__How to complete this task__.
Find the word "here" in the material below and gather every line that contains it.

(Available data)

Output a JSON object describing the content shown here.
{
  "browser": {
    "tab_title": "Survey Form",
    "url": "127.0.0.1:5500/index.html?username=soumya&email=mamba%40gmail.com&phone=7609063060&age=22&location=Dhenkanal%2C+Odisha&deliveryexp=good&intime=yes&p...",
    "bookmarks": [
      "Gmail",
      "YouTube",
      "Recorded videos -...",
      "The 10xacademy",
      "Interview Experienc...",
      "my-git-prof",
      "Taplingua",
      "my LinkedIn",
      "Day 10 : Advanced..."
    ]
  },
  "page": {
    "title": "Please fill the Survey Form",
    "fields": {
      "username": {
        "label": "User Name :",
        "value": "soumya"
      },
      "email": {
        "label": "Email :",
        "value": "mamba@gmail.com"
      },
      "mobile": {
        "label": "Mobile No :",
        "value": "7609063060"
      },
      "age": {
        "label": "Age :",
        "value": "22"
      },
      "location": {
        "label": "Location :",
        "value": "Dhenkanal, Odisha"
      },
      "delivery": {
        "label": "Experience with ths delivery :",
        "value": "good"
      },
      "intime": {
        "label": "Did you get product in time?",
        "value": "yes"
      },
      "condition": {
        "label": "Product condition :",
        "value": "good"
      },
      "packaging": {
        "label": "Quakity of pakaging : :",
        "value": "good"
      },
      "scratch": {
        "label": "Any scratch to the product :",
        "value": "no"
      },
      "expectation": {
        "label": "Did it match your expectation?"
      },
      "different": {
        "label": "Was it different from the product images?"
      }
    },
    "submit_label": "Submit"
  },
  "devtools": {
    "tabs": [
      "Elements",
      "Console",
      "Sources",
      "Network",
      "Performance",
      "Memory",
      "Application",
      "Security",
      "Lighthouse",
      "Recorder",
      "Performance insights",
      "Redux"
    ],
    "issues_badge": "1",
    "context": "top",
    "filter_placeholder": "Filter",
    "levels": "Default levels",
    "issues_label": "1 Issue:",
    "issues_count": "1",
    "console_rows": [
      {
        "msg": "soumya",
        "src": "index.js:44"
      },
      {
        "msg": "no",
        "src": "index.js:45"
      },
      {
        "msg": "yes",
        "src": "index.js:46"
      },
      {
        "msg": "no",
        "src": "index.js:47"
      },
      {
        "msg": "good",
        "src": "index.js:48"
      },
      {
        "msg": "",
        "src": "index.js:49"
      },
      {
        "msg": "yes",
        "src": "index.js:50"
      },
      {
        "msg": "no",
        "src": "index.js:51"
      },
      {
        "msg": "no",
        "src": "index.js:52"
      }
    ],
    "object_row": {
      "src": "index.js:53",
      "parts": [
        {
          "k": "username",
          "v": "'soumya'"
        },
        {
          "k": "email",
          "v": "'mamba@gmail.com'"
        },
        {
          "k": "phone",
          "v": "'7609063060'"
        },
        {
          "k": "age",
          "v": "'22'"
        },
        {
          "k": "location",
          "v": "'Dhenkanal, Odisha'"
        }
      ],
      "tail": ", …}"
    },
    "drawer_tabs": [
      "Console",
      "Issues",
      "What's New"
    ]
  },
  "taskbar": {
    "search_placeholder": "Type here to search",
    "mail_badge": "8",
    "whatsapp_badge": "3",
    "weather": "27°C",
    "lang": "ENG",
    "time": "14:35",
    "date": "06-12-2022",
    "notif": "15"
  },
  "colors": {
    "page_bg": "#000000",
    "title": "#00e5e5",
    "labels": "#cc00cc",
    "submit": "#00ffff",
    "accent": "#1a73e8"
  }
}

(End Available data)

__Answer section__.
Output a JSON object describing the content shown here.
    "search_placeholder": "Type here to search",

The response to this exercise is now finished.